She was born 28 December, 1947, but do not be too quick to dismiss her as not relevant to this new breed generation; indeed a lifetime of tenacity, fearlessness and diligent labour is a source of instruction for all generations.
Born in a time of strife, fear and racism, reminiscent of ‘Nightfall in Soweto,’ Dr Mamphela Ramphele is a South African Activist, Author, Politician, Medical Doctor, former Vice-Chancellor at the University of Cape Town and a one-time Managing Director at the World Bank.
For someone who could hardly afford an education in addition to the restrictions due to apartheid, Dr Mamphela Ramphele must have felt quite gratified as she donned the academic apparel of a Vice Chancellor several decades later; but I get ahead of myself.
The daughter of teachers, Dr Mamphela completed her schooling at Setotolwane High School in 1966 and subsequently enrolled for pre-medical courses at the University of the North. In 1968, she was accepted into the University of Natal Medical School, which had the singular distinction of being the only institution that allowed black students to enrol without prior permission from the apartheid government.
Her educational expenses were offset by the 1968 South African Jewish Women’s Association Scholarship and the Sir Ernest Oppenheimer Bursary worth about R150 annually. Dr Mamphela received her qualification in medicine in 1972 and began her medical internship at Durban’s King Edward VIII Hospital, later transferring to Livingstone Hospital in Port Elizabeth.
One might wonder how she found the time to read given her involvement with student politics, anti-apartheid activism and Community Development Programmes- which seemed to be her particular passion.
In 1975, she founded the Zanempilo Community Health Centre in Zinyoka, a village outside King William’s Town; one of the first primary health care initiatives outside the public sector in South Africa whilst concurrently serving as the Manager of the Eastern Cape branch of the Black Community Health Programme.
Even whilst on exile for her political views and activism, she was relentless in her desire to build people and communities, subsequently establishing the Isutheng Community Health Program which was used to empower local women, and aid them in growing vegetable gardens, amongst other initiatives.
Ever the academic, and in the face of all odds, she completed a Postgraduate Diploma in Tropical Hygiene and a Diploma in Public Health at the University of Witwatersrand. Fast-forward to 1996, and Dr Mamphela makes history by becoming the first black woman to hold the position of a Vice-Chancellor at a South African university!

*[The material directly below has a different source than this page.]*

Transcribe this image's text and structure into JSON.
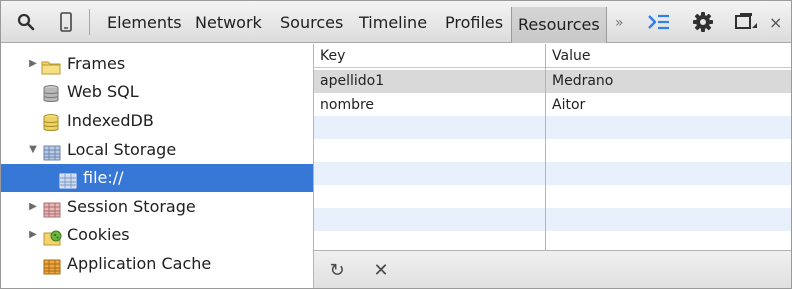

And don’t think this super nova lady has just buried her head in the sand because she is 66; in 2013, she founded a political party, and was listed as a presidential hopeful for South Africa’s 2014 presidential elections; although she has nowresigned from party politics, hope is not lost that one day a phenomenal black woman will set a new record in the South African political arena.
Amongst Dr Ramphela’s present day accomplishment includes serving on the board of mining conglomerate, Anglo-America, the Mo Ibrahim Foundation and the Alliance for a Green Revolution in Africa. In 2011, Ramphele was named as one of Forbes’ Most Powerful African Women. Amid other awards and honorary entitlements, she was also conferred with the Officer of the Legion of Honour, the highest decoration in France.
Remember I mentioned that she is an Author? Her bibliography includes:
Uprooting Poverty: The South African Challenge, published in 1989 with a Co-author and recipient of the 1990 Noma Award, an annual prize given to African writers and scholars whose work is published in Africa.
A Bed called Home, 1993; Mamphela Ramphele – A Life, 1995; Across Boundaries: The Journey of a South African Woman Leader, 1996; Steering by the Stars: Being young in South Africa, 2004; and Laying Ghosts to Rest: Dilemmas of the transformation in South Africa, published in 2008.
To watch her interview with AlJazeera English in discussion with Malawian President, Joyce Banda, go here.
With a net worth of 55 million rand from years of service in medical and corporate spheres including Chairperson | Goldfields Limited -Mining, Energy and Natural Resources, Director | Business Partners Limited, Director | Standard Bank Group Ltd and Director | Mediclinic International, Dr Mamphele’s versatility, adaptability and of course prudence is underscored.
Even now, she faces adversity and criticism because of her stint in politics, but I doubt she would be who she is or where she is if she let that deter her in times past; and neither should you!